The infection is usually due to the swelling of the nasal passages. Allergies or upper respiratory infections can lead to ethmoid sinusitis.
What are the usual causes?
Certain conditions that affect the structure of the sinuses or the flow of the nasal secretions can lead to sinusitis such as:
- Upper respiratory infection
- Common cold
- Foreign objects in the nose
- Deviated septum
- Trauma to the face and nose
- Dental infection
- Nasal polyps
- Exposure to secondhand smoke
- Enlarged adenoids
Due to the closeness of the ethmoid sinuses near the tear ducts, there are more eye-related symptoms. There is pain in between the eyes along with tenderness if the bridge of the nose is touched.

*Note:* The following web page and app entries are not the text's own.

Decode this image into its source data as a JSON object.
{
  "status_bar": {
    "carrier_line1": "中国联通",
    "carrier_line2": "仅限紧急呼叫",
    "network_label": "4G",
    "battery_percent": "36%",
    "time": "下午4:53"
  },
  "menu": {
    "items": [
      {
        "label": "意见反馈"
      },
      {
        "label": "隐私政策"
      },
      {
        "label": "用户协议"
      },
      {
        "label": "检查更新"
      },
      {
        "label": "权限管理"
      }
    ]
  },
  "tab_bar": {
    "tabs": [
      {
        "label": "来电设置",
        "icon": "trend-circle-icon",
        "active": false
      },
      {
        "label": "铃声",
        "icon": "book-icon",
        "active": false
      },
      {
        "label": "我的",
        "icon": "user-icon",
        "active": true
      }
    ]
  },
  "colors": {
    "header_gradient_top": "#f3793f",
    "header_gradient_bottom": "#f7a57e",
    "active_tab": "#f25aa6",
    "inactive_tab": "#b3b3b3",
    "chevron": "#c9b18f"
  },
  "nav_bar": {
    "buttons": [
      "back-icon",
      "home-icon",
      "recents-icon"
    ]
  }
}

Oftentimes, the area around the eyes become swollen, especially upon waking up. Upon standing, the sinuses can effectively drain throughout the day to minimize the swelling.
Other indications of ethmoid sinusitis include:
- Dense nasal secretions
- Facial swelling
- Runny nose that lasts longer than 10 days
- Sore throat
- Generalized malaise or fatigue
- Bad breath
- Postnasal drip
- Sinus headaches
- Diminished sense of taste and smell
The treatment for ethmoid sinusitis involve a varied approach that includes home measures or even surgery for severe cases.
Over-the-counter pain medications can relieve the discomfort caused by ethmoid sinusitis such as ibuprofen, acetaminophen and aspirin. As a short-term solution for runny nose, steroid nasal sprays can be used.
- The application of a warm compress on the face can help ease the pressure and pain.
- Inhaling steam in the shower can also help. An alternative is to place boiled water in a pot or pan where the individual leans forward with a towel over head as the steam is inhaled.
- Raise the head while sleeping to promote nasal drainage
- Keep the body properly hydrated by drinking a lot of water to thin out the mucus
- Irrigate the nasal passages using a nasal saline spray several times a day to keep them moist
The doctor might prescribe antibiotics to reduce the number of bacteria such as azithromycin, amoxicillin and erythromycin.
Surgery is the approach used if the previous measures are not effective. Take note that sinus surgery might involve removal of the damaged tissues, widening of the nasal passages and fixing any anatomical irregularities such as a deviated septum or nasal polyps.